Rodon looks to be aggressive after short start

White Sox lefty studying approach of teammates, Arrieta

Rodon looks to be aggressive after short start

CHICAGO -- Carlos Rodon didn't exactly break down each of his 41 pitches from Monday night during his one-third of an inning against the Angels, which included seven straight hitters reaching base via two walks and five singles.

The confident White Sox southpaw looked at his mechanical stuff and quickly put the night behind him. But the 23-year-old reinforced the idea of consistently attacking hitters, even with less than his best stuff or less than your best location, by watching the Cubs' Jake Arrieta in action during his no-hitter Thursday.

"Through the sixth, he was 2-0 on a lot of guys and that's not normal for him," said Rodon of Arrieta against the Reds. "You see him and he's like, 'Screw it. I'm going to throw a fastball down the middle and let's see if you can hit it.'

"Just challenge guys. That's something I can learn from. Just go up there and throw the ball. See if you can hit it. See how far you can hit this one, if you can hit it at all. Guys will pop it up or roll over."

Rodon always watches rotation mates, such as Chris Sale, John Danks and Jose Quintana, to study their approach. But Rodon also had the chance to watch seven innings of Hector Santiago against the White Sox when Rodon came into the clubhouse much earlier than expected because "I got my butt whooped."

"I just watched him and he doesn't give a [darn]," Rodon said. "He's throwing the ball right down the middle, belt high, and our guys aren't hitting them.

"We have Todd Frazier and Jose Abreu, and they are struggling to hit it. It's 94 [mph], right down the middle. It has sink and run, but he's challenging guys.
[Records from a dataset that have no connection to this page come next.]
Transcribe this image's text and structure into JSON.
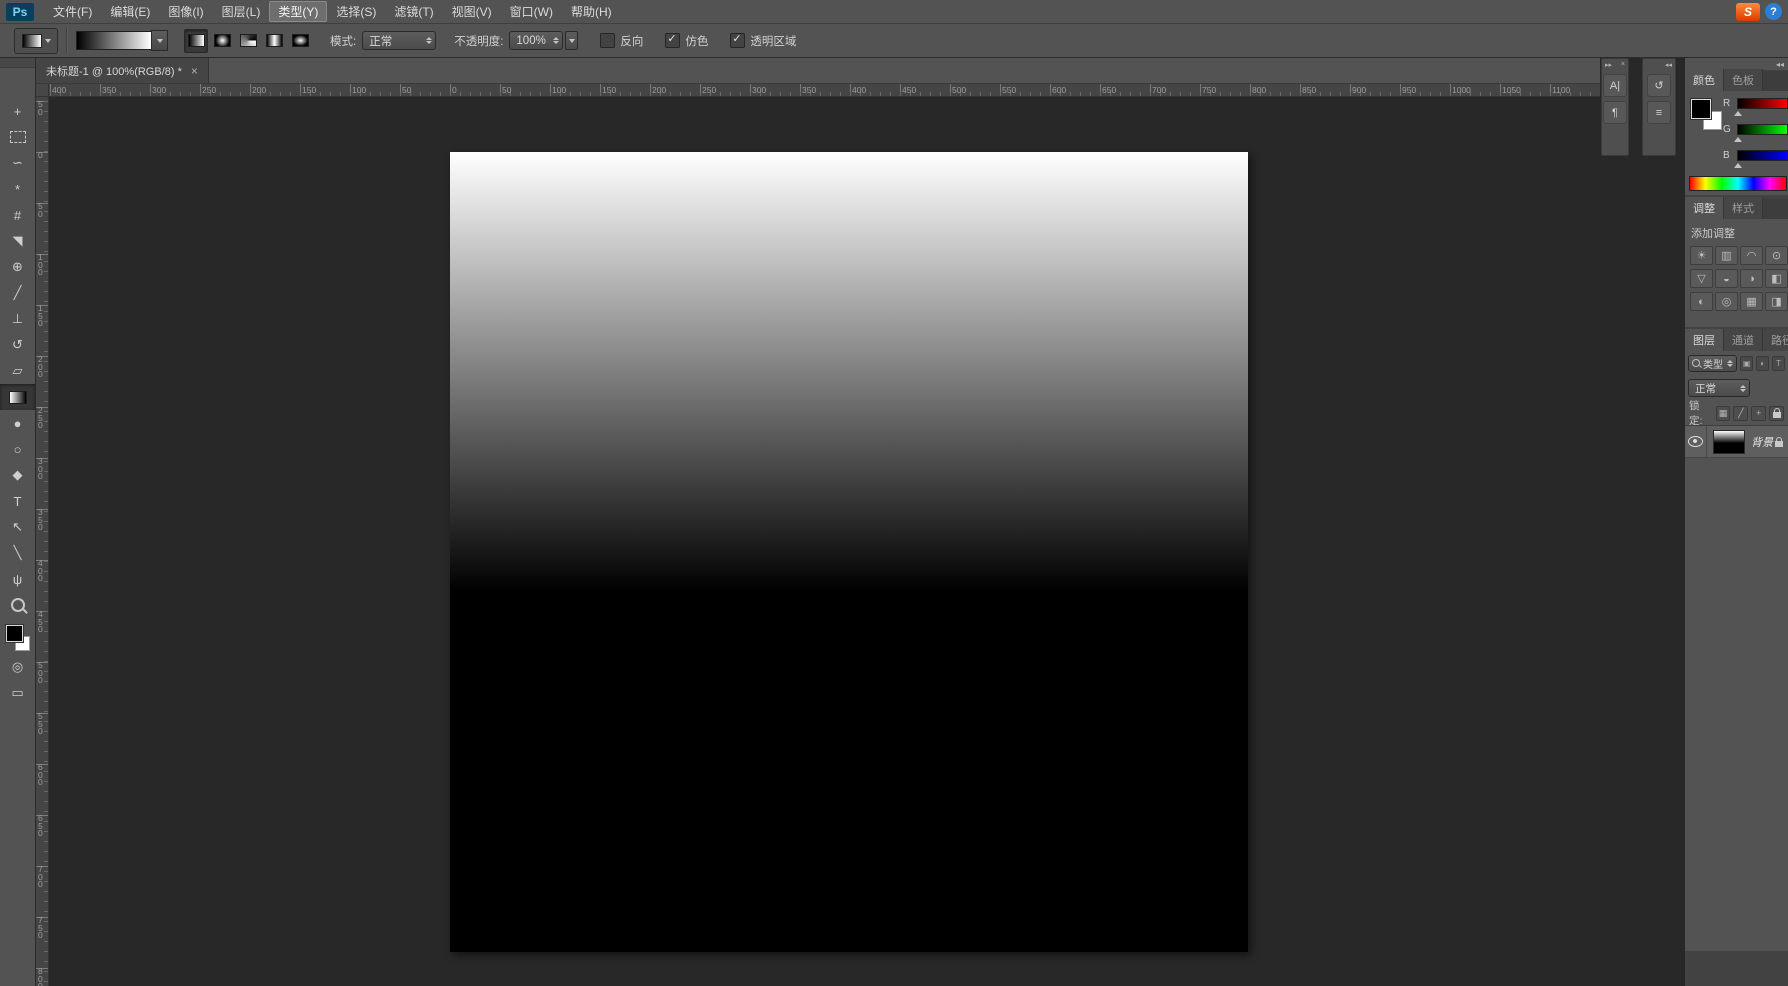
{
  "menu_bar": {
    "logo": "Ps",
    "items": [
      {
        "label": "文件(F)",
        "active": false
      },
      {
        "label": "编辑(E)",
        "active": false
      },
      {
        "label": "图像(I)",
        "active": false
      },
      {
        "label": "图层(L)",
        "active": false
      },
      {
        "label": "类型(Y)",
        "active": true
      },
      {
        "label": "选择(S)",
        "active": false
      },
      {
        "label": "滤镜(T)",
        "active": false
      },
      {
        "label": "视图(V)",
        "active": false
      },
      {
        "label": "窗口(W)",
        "active": false
      },
      {
        "label": "帮助(H)",
        "active": false
      }
    ],
    "tray": [
      {
        "name": "sogou-input",
        "label": "S"
      },
      {
        "name": "help",
        "label": "?"
      }
    ]
  },
  "options_bar": {
    "mode_label": "模式:",
    "mode_value": "正常",
    "opacity_label": "不透明度:",
    "opacity_value": "100%",
    "gradient_types": [
      "linear",
      "radial",
      "angle",
      "reflected",
      "diamond"
    ],
    "selected_gradient_type": "linear",
    "checkboxes": [
      {
        "key": "reverse",
        "label": "反向",
        "checked": false
      },
      {
        "key": "dither",
        "label": "仿色",
        "checked": true
      },
      {
        "key": "transparency",
        "label": "透明区域",
        "checked": true
      }
    ]
  },
  "tools": [
    {
      "name": "move",
      "glyph": "+"
    },
    {
      "name": "rectangular-marquee",
      "glyph": ""
    },
    {
      "name": "lasso",
      "glyph": "∽"
    },
    {
      "name": "magic-wand",
      "glyph": "*"
    },
    {
      "name": "crop",
      "glyph": "#"
    },
    {
      "name": "eyedropper",
      "glyph": "◥"
    },
    {
      "name": "healing-brush",
      "glyph": "⊕"
    },
    {
      "name": "brush",
      "glyph": "╱"
    },
    {
      "name": "clone-stamp",
      "glyph": "⊥"
    },
    {
      "name": "history-brush",
      "glyph": "↺"
    },
    {
      "name": "eraser",
      "glyph": "▱"
    },
    {
      "name": "gradient",
      "glyph": "",
      "selected": true
    },
    {
      "name": "blur",
      "glyph": "●"
    },
    {
      "name": "dodge",
      "glyph": "○"
    },
    {
      "name": "pen",
      "glyph": "◆"
    },
    {
      "name": "type",
      "glyph": "T"
    },
    {
      "name": "path-selection",
      "glyph": "↖"
    },
    {
      "name": "line-shape",
      "glyph": "╲"
    },
    {
      "name": "hand",
      "glyph": "ψ"
    },
    {
      "name": "zoom",
      "glyph": ""
    },
    {
      "name": "foreground-background-colors",
      "glyph": ""
    },
    {
      "name": "quick-mask",
      "glyph": "◎"
    },
    {
      "name": "screen-mode",
      "glyph": "▭"
    }
  ],
  "document": {
    "tab_title": "未标题-1 @ 100%(RGB/8) *",
    "close": "×",
    "canvas_gradient": {
      "from": "#ffffff",
      "to": "#000000",
      "black_point": "55%"
    }
  },
  "rulers": {
    "horizontal_labels": [
      "400",
      "350",
      "300",
      "250",
      "200",
      "150",
      "100",
      "50",
      "0",
      "50",
      "100",
      "150",
      "200",
      "250",
      "300",
      "350",
      "400",
      "450",
      "500",
      "550",
      "600",
      "650",
      "700",
      "750",
      "800",
      "850",
      "900",
      "950",
      "1000",
      "1050",
      "1100"
    ],
    "vertical_labels": [
      "50",
      "0",
      "50",
      "100",
      "150",
      "200",
      "250",
      "300",
      "350",
      "400",
      "450",
      "500",
      "550",
      "600",
      "650",
      "700",
      "750",
      "800"
    ]
  },
  "collapsed_docks": {
    "group1": {
      "collapse_icon": "▸▸",
      "close_icon": "×",
      "buttons": [
        {
          "name": "character-panel",
          "label": "A|"
        },
        {
          "name": "paragraph-panel",
          "label": "¶"
        }
      ]
    },
    "group2": {
      "collapse_icon": "◂◂",
      "buttons": [
        {
          "name": "history-panel",
          "label": "↺"
        },
        {
          "name": "properties-panel",
          "label": "≡"
        }
      ]
    }
  },
  "dock": {
    "collapse_icon": "◂◂",
    "color_panel": {
      "tabs": [
        {
          "label": "颜色",
          "active": true
        },
        {
          "label": "色板",
          "active": false
        }
      ],
      "sliders": [
        {
          "label": "R",
          "value": 0
        },
        {
          "label": "G",
          "value": 0
        },
        {
          "label": "B",
          "value": 0
        }
      ],
      "foreground_color": "#000000",
      "background_color": "#ffffff"
    },
    "adjustments_panel": {
      "tabs": [
        {
          "label": "调整",
          "active": true
        },
        {
          "label": "样式",
          "active": false
        }
      ],
      "title": "添加调整",
      "icons": [
        {
          "name": "brightness-contrast-icon",
          "glyph": "☀"
        },
        {
          "name": "levels-icon",
          "glyph": "▥"
        },
        {
          "name": "curves-icon",
          "glyph": "◠"
        },
        {
          "name": "exposure-icon",
          "glyph": "⊙"
        },
        {
          "name": "vibrance-icon",
          "glyph": "▽"
        },
        {
          "name": "hue-saturation-icon",
          "glyph": "◒"
        },
        {
          "name": "color-balance-icon",
          "glyph": "◑"
        },
        {
          "name": "black-white-icon",
          "glyph": "◧"
        },
        {
          "name": "photo-filter-icon",
          "glyph": "◐"
        },
        {
          "name": "channel-mixer-icon",
          "glyph": "◎"
        },
        {
          "name": "color-lookup-icon",
          "glyph": "▦"
        },
        {
          "name": "invert-icon",
          "glyph": "◨"
        }
      ]
    },
    "layers_panel": {
      "tabs": [
        {
          "label": "图层",
          "active": true
        },
        {
          "label": "通道",
          "active": false
        },
        {
          "label": "路径",
          "active": false
        }
      ],
      "filter_label": "类型",
      "filter_icons": [
        {
          "name": "filter-pixel-layers-icon",
          "glyph": "▣"
        },
        {
          "name": "filter-adjustment-layers-icon",
          "glyph": "◐"
        },
        {
          "name": "filter-type-layers-icon",
          "glyph": "T"
        }
      ],
      "blend_mode": "正常",
      "lock_label": "锁定:",
      "lock_icons": [
        {
          "name": "lock-transparency-icon",
          "glyph": "▦"
        },
        {
          "name": "lock-paint-icon",
          "glyph": "╱"
        },
        {
          "name": "lock-position-icon",
          "glyph": "+"
        },
        {
          "name": "lock-all-icon",
          "glyph": ""
        }
      ],
      "layers": [
        {
          "name": "背景",
          "visible": true,
          "locked": true,
          "selected": true
        }
      ]
    }
  }
}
"You have to say, 'Forget about it,' and just see what you are made out of and challenge those guys if your stuff is not working," Rodon said. "Say you only have a fastball. Well let's see if he can hit your fastball. That's the adjustments you have to make. This game is not easy, although some people may think so."

White Sox pitching coach Don Cooper bristled at the questioning of Rodon's one-night struggles, mentioning the 10 straight quality starts he had prior to Monday dating back to Aug. 11 of last season. Rodon is learning how to survive without his best stuff, pointing out six scoreless innings thrown against the Twins on April 13 as an example.
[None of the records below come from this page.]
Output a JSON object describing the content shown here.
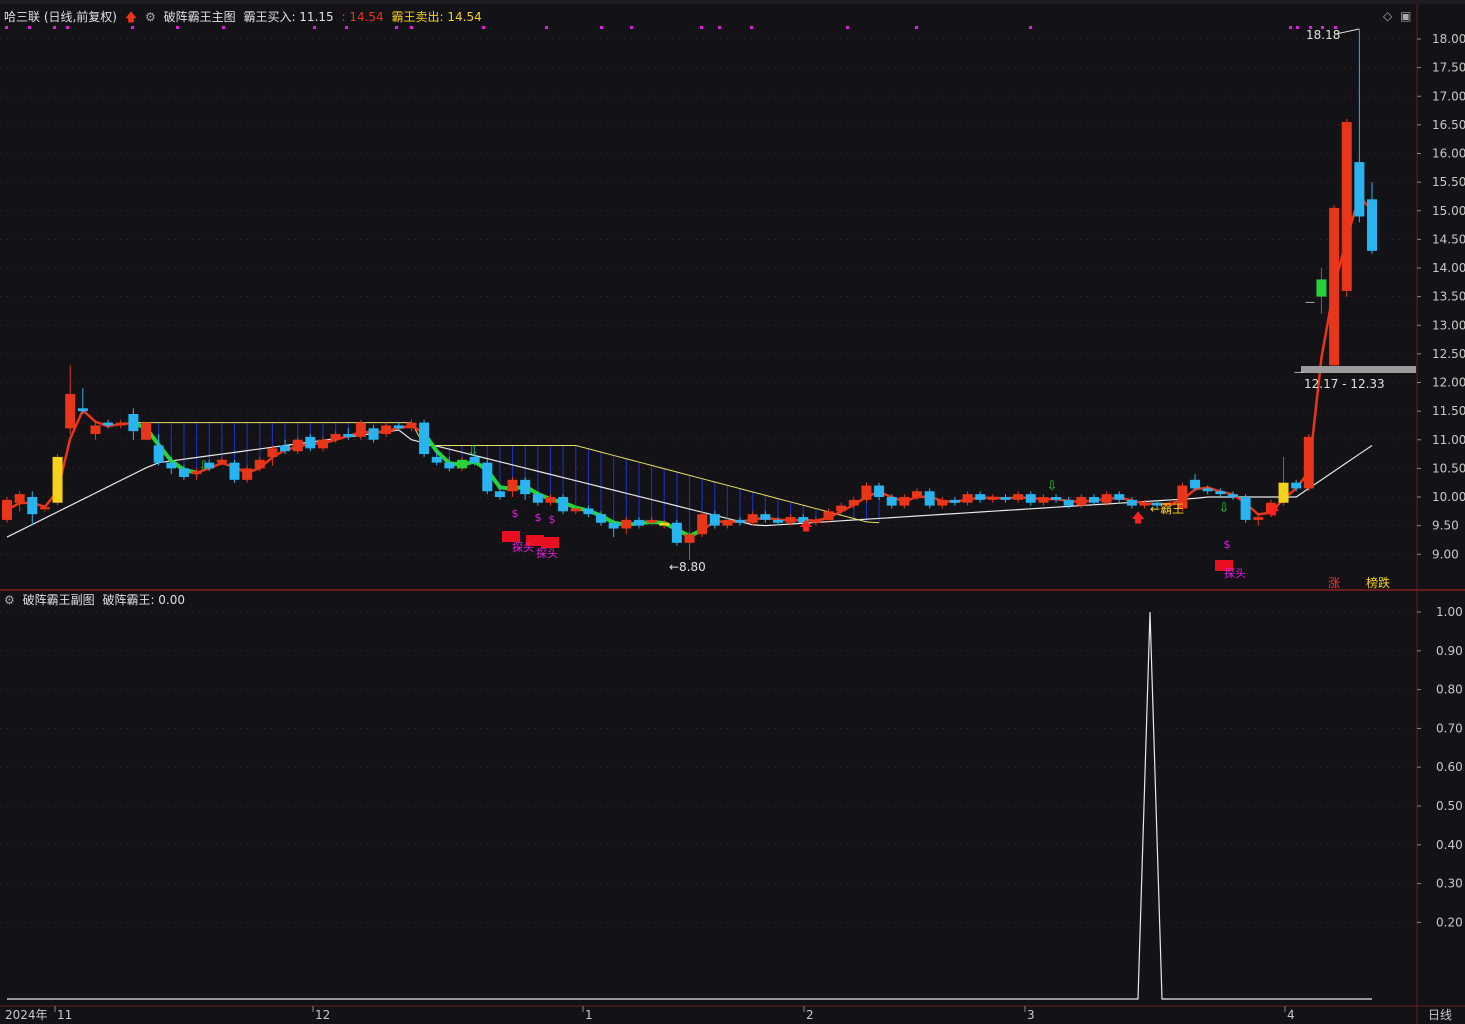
{
  "header": {
    "stock_title": "哈三联 (日线,前复权)",
    "main_indicator": "破阵霸王主图",
    "buy_label": "霸王买入: 11.15",
    "mid_value": ": 14.54",
    "sell_label": "霸王卖出: 14.54"
  },
  "sub_header": {
    "indicator": "破阵霸王副图",
    "value_label": "破阵霸王: 0.00"
  },
  "price_axis": [
    "18.00",
    "17.50",
    "17.00",
    "16.50",
    "16.00",
    "15.50",
    "15.00",
    "14.50",
    "14.00",
    "13.50",
    "13.00",
    "12.50",
    "12.00",
    "11.50",
    "11.00",
    "10.50",
    "10.00",
    "9.50",
    "9.00"
  ],
  "sub_axis": [
    "1.00",
    "0.90",
    "0.80",
    "0.70",
    "0.60",
    "0.50",
    "0.40",
    "0.30",
    "0.20"
  ],
  "time_axis": {
    "year": "2024年",
    "months": [
      {
        "label": "11"
      },
      {
        "label": "12"
      },
      {
        "label": "1"
      },
      {
        "label": "2"
      },
      {
        "label": "3"
      },
      {
        "label": "4"
      }
    ],
    "period_button": "日线"
  },
  "annotations": {
    "high_label": "18.18",
    "low_label": "←8.80",
    "range_label": "12.17 - 12.33",
    "dash_label": "—",
    "bawang_label": "←霸王",
    "dollar": "$",
    "tantou": "探头",
    "zhang": "涨",
    "bangdie": "榜跌"
  },
  "colors": {
    "bg": "#131216",
    "up": "#e8361a",
    "down": "#27b4f0",
    "green": "#28d23a",
    "yellow": "#f7d21b",
    "grid": "#3a1818",
    "magenta": "#e020e0",
    "white_line": "#e8e8e8",
    "axis_text": "#c8c8c8"
  },
  "chart_data": {
    "type": "candlestick",
    "price_range": [
      8.6,
      18.4
    ],
    "candles": [
      [
        9.6,
        9.95,
        9.55,
        10.0
      ],
      [
        9.9,
        10.05,
        9.75,
        10.1
      ],
      [
        10.0,
        9.7,
        9.5,
        10.1
      ],
      [
        9.8,
        9.82,
        9.75,
        9.85
      ],
      [
        9.9,
        10.7,
        9.85,
        10.75
      ],
      [
        11.2,
        11.8,
        11.1,
        12.3
      ],
      [
        11.55,
        11.5,
        11.45,
        11.9
      ],
      [
        11.1,
        11.25,
        11.0,
        11.3
      ],
      [
        11.3,
        11.25,
        11.2,
        11.35
      ],
      [
        11.25,
        11.3,
        11.2,
        11.35
      ],
      [
        11.45,
        11.15,
        11.0,
        11.55
      ],
      [
        11.0,
        11.3,
        11.0,
        11.3
      ],
      [
        10.9,
        10.6,
        10.55,
        11.1
      ],
      [
        10.6,
        10.5,
        10.4,
        10.7
      ],
      [
        10.5,
        10.35,
        10.3,
        10.55
      ],
      [
        10.4,
        10.45,
        10.3,
        10.5
      ],
      [
        10.6,
        10.5,
        10.45,
        10.65
      ],
      [
        10.6,
        10.65,
        10.55,
        10.7
      ],
      [
        10.6,
        10.3,
        10.25,
        10.65
      ],
      [
        10.3,
        10.5,
        10.25,
        10.55
      ],
      [
        10.5,
        10.65,
        10.45,
        10.7
      ],
      [
        10.7,
        10.85,
        10.55,
        10.9
      ],
      [
        10.9,
        10.8,
        10.75,
        11.0
      ],
      [
        10.8,
        11.0,
        10.75,
        11.05
      ],
      [
        11.05,
        10.85,
        10.8,
        11.1
      ],
      [
        10.85,
        11.0,
        10.8,
        11.05
      ],
      [
        11.0,
        11.1,
        10.95,
        11.15
      ],
      [
        11.1,
        11.05,
        11.0,
        11.2
      ],
      [
        11.05,
        11.3,
        11.0,
        11.35
      ],
      [
        11.2,
        11.0,
        10.95,
        11.25
      ],
      [
        11.1,
        11.25,
        11.05,
        11.3
      ],
      [
        11.25,
        11.2,
        11.15,
        11.3
      ],
      [
        11.2,
        11.3,
        11.15,
        11.35
      ],
      [
        11.3,
        10.75,
        10.7,
        11.35
      ],
      [
        10.7,
        10.6,
        10.55,
        10.8
      ],
      [
        10.6,
        10.5,
        10.45,
        10.7
      ],
      [
        10.5,
        10.65,
        10.45,
        10.7
      ],
      [
        10.7,
        10.6,
        10.55,
        10.75
      ],
      [
        10.6,
        10.1,
        10.05,
        10.65
      ],
      [
        10.1,
        10.0,
        9.95,
        10.2
      ],
      [
        10.1,
        10.3,
        10.0,
        10.35
      ],
      [
        10.3,
        10.05,
        9.95,
        10.35
      ],
      [
        10.05,
        9.9,
        9.85,
        10.1
      ],
      [
        9.9,
        10.0,
        9.85,
        10.05
      ],
      [
        10.0,
        9.75,
        9.7,
        10.05
      ],
      [
        9.75,
        9.8,
        9.7,
        9.85
      ],
      [
        9.8,
        9.7,
        9.65,
        9.85
      ],
      [
        9.7,
        9.55,
        9.5,
        9.75
      ],
      [
        9.55,
        9.45,
        9.3,
        9.6
      ],
      [
        9.45,
        9.6,
        9.35,
        9.65
      ],
      [
        9.6,
        9.5,
        9.45,
        9.65
      ],
      [
        9.55,
        9.6,
        9.5,
        9.65
      ],
      [
        9.5,
        9.55,
        9.45,
        9.6
      ],
      [
        9.55,
        9.2,
        9.15,
        9.6
      ],
      [
        9.2,
        9.35,
        8.9,
        9.4
      ],
      [
        9.35,
        9.7,
        9.3,
        9.75
      ],
      [
        9.7,
        9.5,
        9.45,
        9.75
      ],
      [
        9.5,
        9.6,
        9.45,
        9.65
      ],
      [
        9.6,
        9.55,
        9.5,
        9.65
      ],
      [
        9.55,
        9.7,
        9.5,
        9.75
      ],
      [
        9.7,
        9.6,
        9.55,
        9.75
      ],
      [
        9.6,
        9.55,
        9.5,
        9.65
      ],
      [
        9.55,
        9.65,
        9.5,
        9.7
      ],
      [
        9.65,
        9.55,
        9.5,
        9.7
      ],
      [
        9.55,
        9.6,
        9.5,
        9.65
      ],
      [
        9.6,
        9.75,
        9.55,
        9.8
      ],
      [
        9.75,
        9.85,
        9.7,
        9.9
      ],
      [
        9.85,
        9.95,
        9.8,
        10.0
      ],
      [
        9.95,
        10.2,
        9.9,
        10.25
      ],
      [
        10.2,
        10.0,
        9.95,
        10.25
      ],
      [
        10.0,
        9.85,
        9.8,
        10.05
      ],
      [
        9.85,
        10.0,
        9.8,
        10.05
      ],
      [
        10.0,
        10.1,
        9.95,
        10.15
      ],
      [
        10.1,
        9.85,
        9.8,
        10.15
      ],
      [
        9.85,
        9.95,
        9.8,
        10.0
      ],
      [
        9.95,
        9.9,
        9.85,
        10.0
      ],
      [
        9.9,
        10.05,
        9.85,
        10.1
      ],
      [
        10.05,
        9.95,
        9.9,
        10.1
      ],
      [
        9.95,
        10.0,
        9.9,
        10.05
      ],
      [
        10.0,
        9.95,
        9.9,
        10.05
      ],
      [
        9.95,
        10.05,
        9.9,
        10.1
      ],
      [
        10.05,
        9.9,
        9.85,
        10.1
      ],
      [
        9.9,
        10.0,
        9.85,
        10.05
      ],
      [
        10.0,
        9.95,
        9.9,
        10.05
      ],
      [
        9.95,
        9.85,
        9.8,
        10.0
      ],
      [
        9.85,
        10.0,
        9.8,
        10.05
      ],
      [
        10.0,
        9.9,
        9.85,
        10.05
      ],
      [
        9.9,
        10.05,
        9.85,
        10.1
      ],
      [
        10.05,
        9.95,
        9.9,
        10.1
      ],
      [
        9.95,
        9.85,
        9.8,
        10.0
      ],
      [
        9.85,
        9.9,
        9.8,
        9.95
      ],
      [
        9.9,
        9.85,
        9.8,
        9.95
      ],
      [
        9.85,
        9.9,
        9.8,
        9.95
      ],
      [
        9.8,
        10.2,
        9.75,
        10.25
      ],
      [
        10.3,
        10.15,
        10.1,
        10.4
      ],
      [
        10.15,
        10.1,
        10.05,
        10.2
      ],
      [
        10.1,
        10.05,
        10.0,
        10.15
      ],
      [
        10.05,
        10.0,
        9.95,
        10.1
      ],
      [
        10.0,
        9.6,
        9.55,
        10.05
      ],
      [
        9.6,
        9.65,
        9.5,
        9.7
      ],
      [
        9.7,
        9.9,
        9.65,
        9.95
      ],
      [
        9.9,
        10.25,
        9.85,
        10.7
      ],
      [
        10.25,
        10.15,
        10.1,
        10.3
      ],
      [
        10.15,
        11.05,
        10.1,
        11.1
      ],
      [
        13.5,
        13.8,
        13.2,
        14.0
      ],
      [
        12.3,
        15.05,
        12.2,
        15.1
      ],
      [
        13.6,
        16.55,
        13.5,
        16.6
      ],
      [
        15.85,
        14.9,
        14.8,
        18.18
      ],
      [
        15.2,
        14.3,
        14.25,
        15.5
      ]
    ],
    "sub_series_peak": 1.0
  }
}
Rodon throws six scoreless

But as Cooper explains, Rodon certainly isn't close to a finished product at 152 2/3 innings.
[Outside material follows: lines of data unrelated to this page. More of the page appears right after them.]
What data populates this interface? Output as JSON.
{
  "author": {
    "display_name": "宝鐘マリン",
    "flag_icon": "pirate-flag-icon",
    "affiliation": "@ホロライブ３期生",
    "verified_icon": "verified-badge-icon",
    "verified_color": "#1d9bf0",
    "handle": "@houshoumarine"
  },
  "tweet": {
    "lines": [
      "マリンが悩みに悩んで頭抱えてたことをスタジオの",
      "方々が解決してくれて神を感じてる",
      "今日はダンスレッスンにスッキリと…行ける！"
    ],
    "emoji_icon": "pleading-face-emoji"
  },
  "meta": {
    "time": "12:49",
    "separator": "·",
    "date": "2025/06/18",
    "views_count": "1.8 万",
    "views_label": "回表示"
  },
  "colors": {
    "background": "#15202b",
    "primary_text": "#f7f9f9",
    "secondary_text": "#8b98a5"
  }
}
"Listen, he wasn't finishing his pitches. That was the big thing," Cooper said. "He wasn't standing up at the end basically. He had a bad one. That's it. That's all I got on it."

"Five days took a little while this week, but we are here and ready to go," said Rodon, who is scheduled to start Saturday against the Rangers. "I got a little fire under my butt."

Scott Merkin has covered the White Sox for MLB.com since 2003. Read his blog, Merk's Works, follow him on Twitter @scottmerkin, on Facebook and listen to his podcast. This story was not subject to the approval of Major League Baseball or its clubs.